As Mass ended, a woman in the pew behind me, whom I did not know, said that she thought I should speak to the young man who had been at the end of her pew. He had already genuflected and was going toward an exit. I sensed that I should listen to her suggestion, so I followed the young man, who was in his early thirties, to the main door. As I reached out to tap him on the shoulder, I thought, “Oh dear, what do I say?” At that moment, he turned and looked at me. It was evident that he had been crying. So, I gulped and said, “I think the Lord wanted me to talk to you.” He said, “I just lost my wife from cancer. I think I am supposed to become a Catholic but I don’t know who to talk to.”

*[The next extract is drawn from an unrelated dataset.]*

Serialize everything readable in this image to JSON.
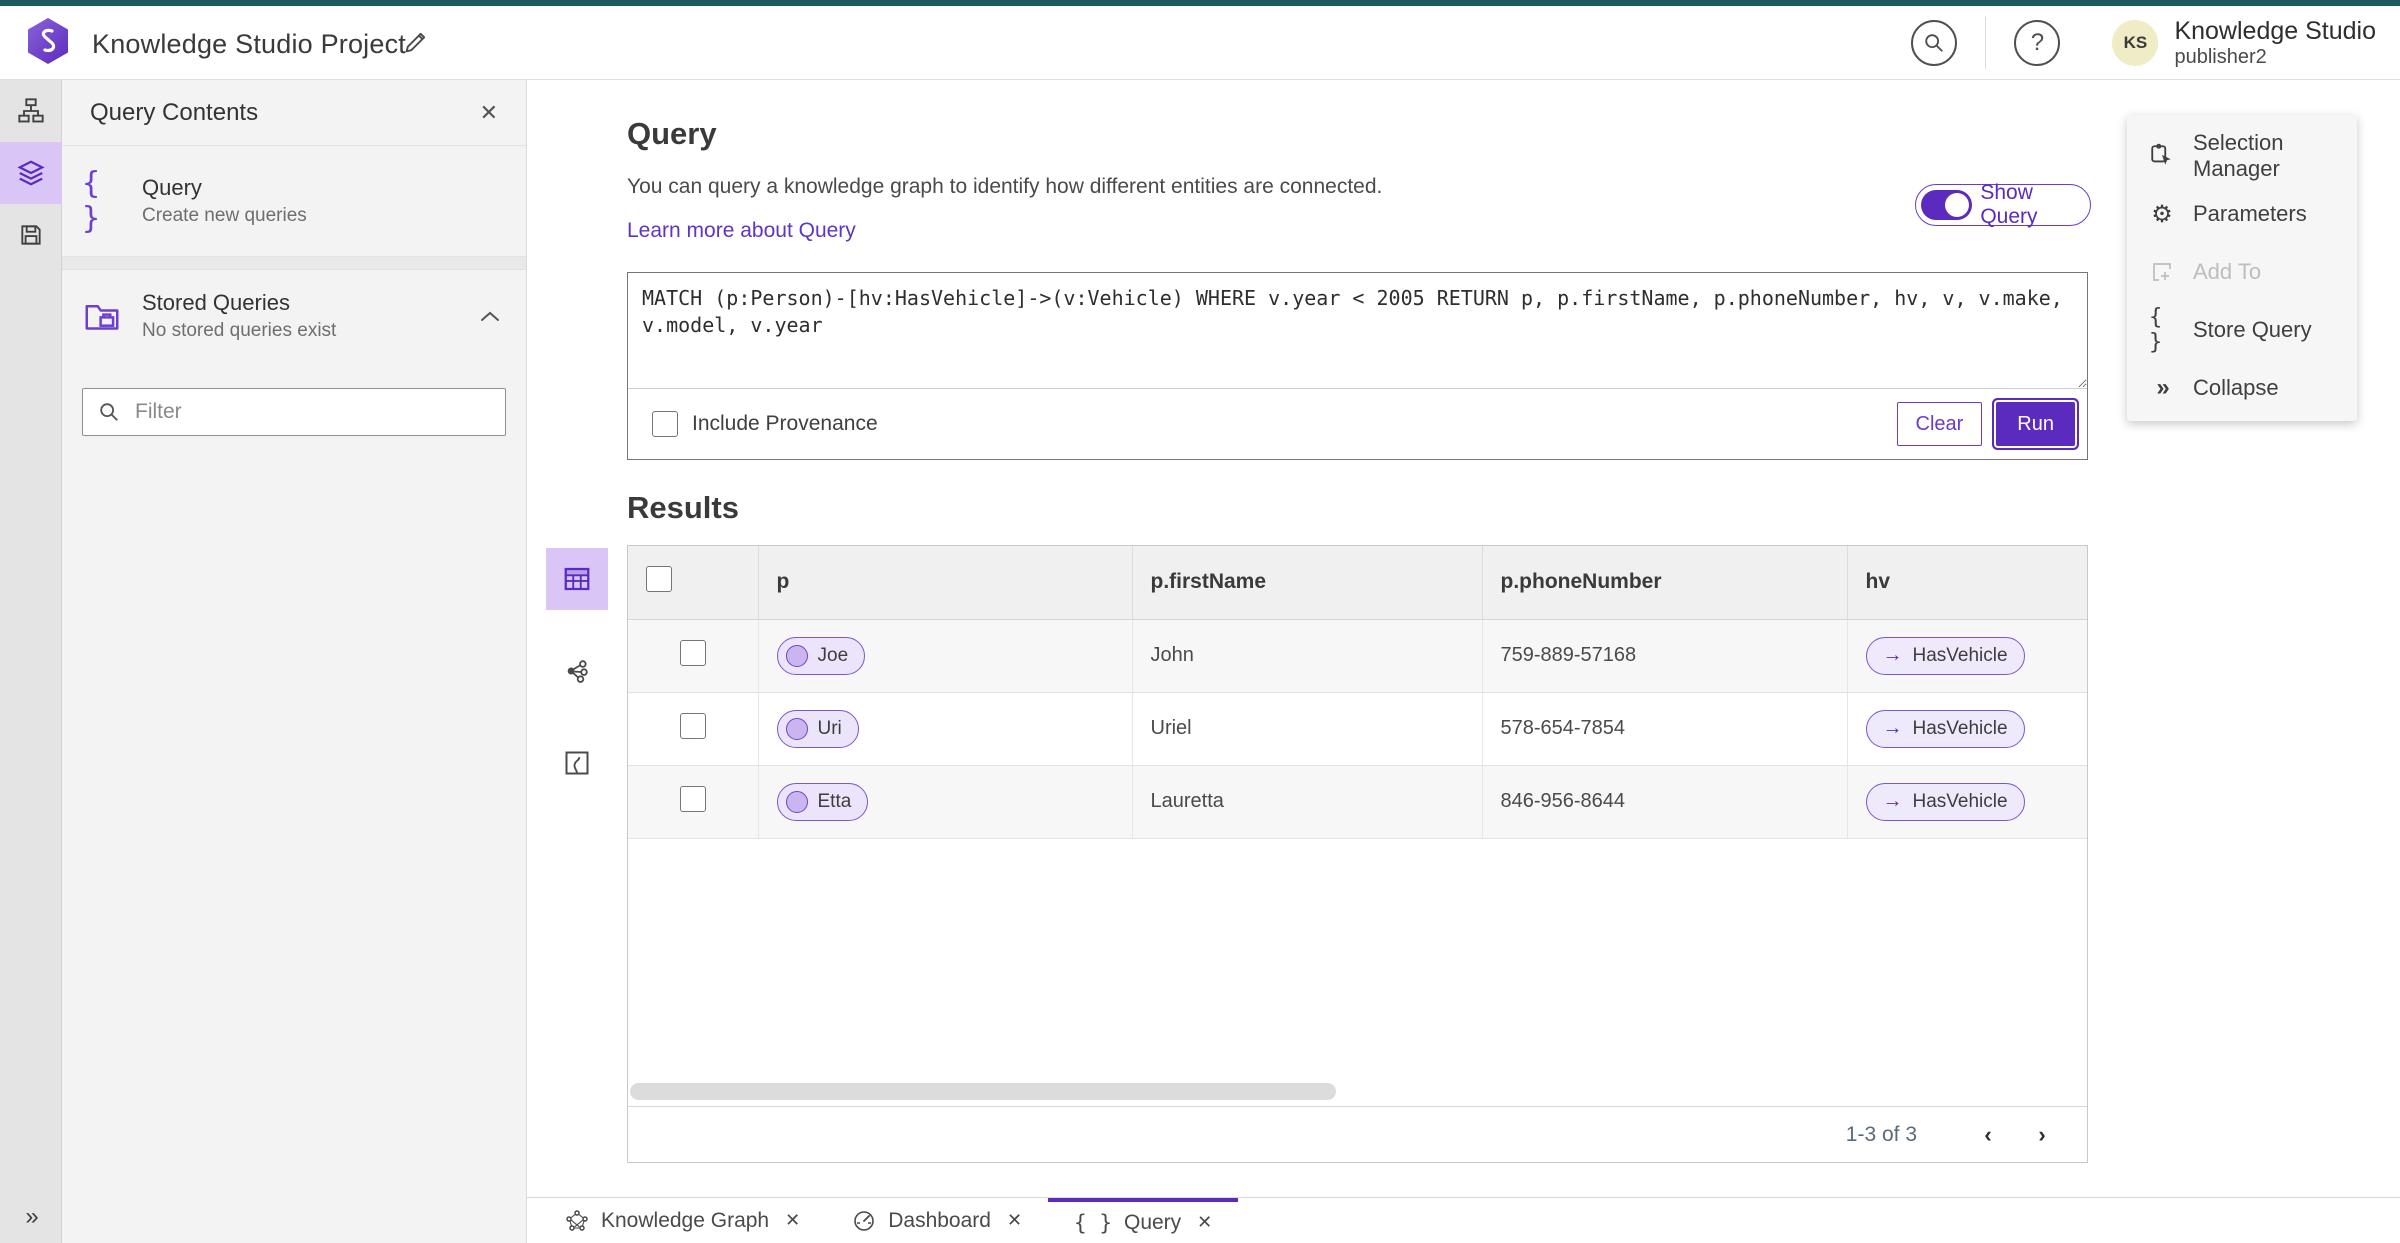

What if I hadn’t tapped him on the shoulder—even more, what if I hadn’t been praying and asking God to show me what to do? And now, here was God making it “easy” for me to evangelize. What if there are people in your parish in similar circumstances, who don’t know anyone? Who will reach them, if not you?

I have also had similar experiences on planes. Because I travel with some frequency, I have made it a habit to tell the Lord when I am settled on a plane, “Use me, as You wish, for Your honor, for their salvation.”

As a result of that prayer—as a result of a conscious willingness to listen to God before I take things into my own hands and perhaps say something that is not helpful—I’ve learned to “wait upon the Lord.” On almost every trip, after a simple hello or an exchange of names and destinations, the person next to me will ask some question which opens the door. Recently, a young Jewish man, seeing my crucifix, asked if I would pray with him. For about five minutes, the plane had been experiencing immense turbulence, and our plane seemed to be tossed to and fro. He was a bit shaken by it all, and so we prayed together. Peace came to both of us. He promised to stay in touch. (I almost put that in the miracle category!)

On another flight, a beautiful couple struck up a conversation with me; he was the principal of a school, and she was a teacher, so we talked about all our shared experiences in the classroom. As the conversation continued, I listened to the heart-breaking story of their young son, around the age of fifteen, who had died some years ago of pneumonia—no antibiotic could overcome it! That sharing led to a conversation about God and His love for them and their children. That led to a conversation about faith, the Church, and the need each of us has for God’s mercy. I was able to listen and, I think, help them to reach out for the unfathomable riches of His grace—especially available to us when we are in great pain or sorrow.

Each time I ask God to lead me, to show me what to say and who to speak to, and even just when to listen, God answers. He is more eager than we are to see people find His grace and mercy.

In this time of the New Evangelization, let us expect God to use us. Let us open our hearts and minds to rely more on His initiative, for the mercy of God has no bounds. May the lost be saved, and may the hopeless find the Shepherd of mercy through us!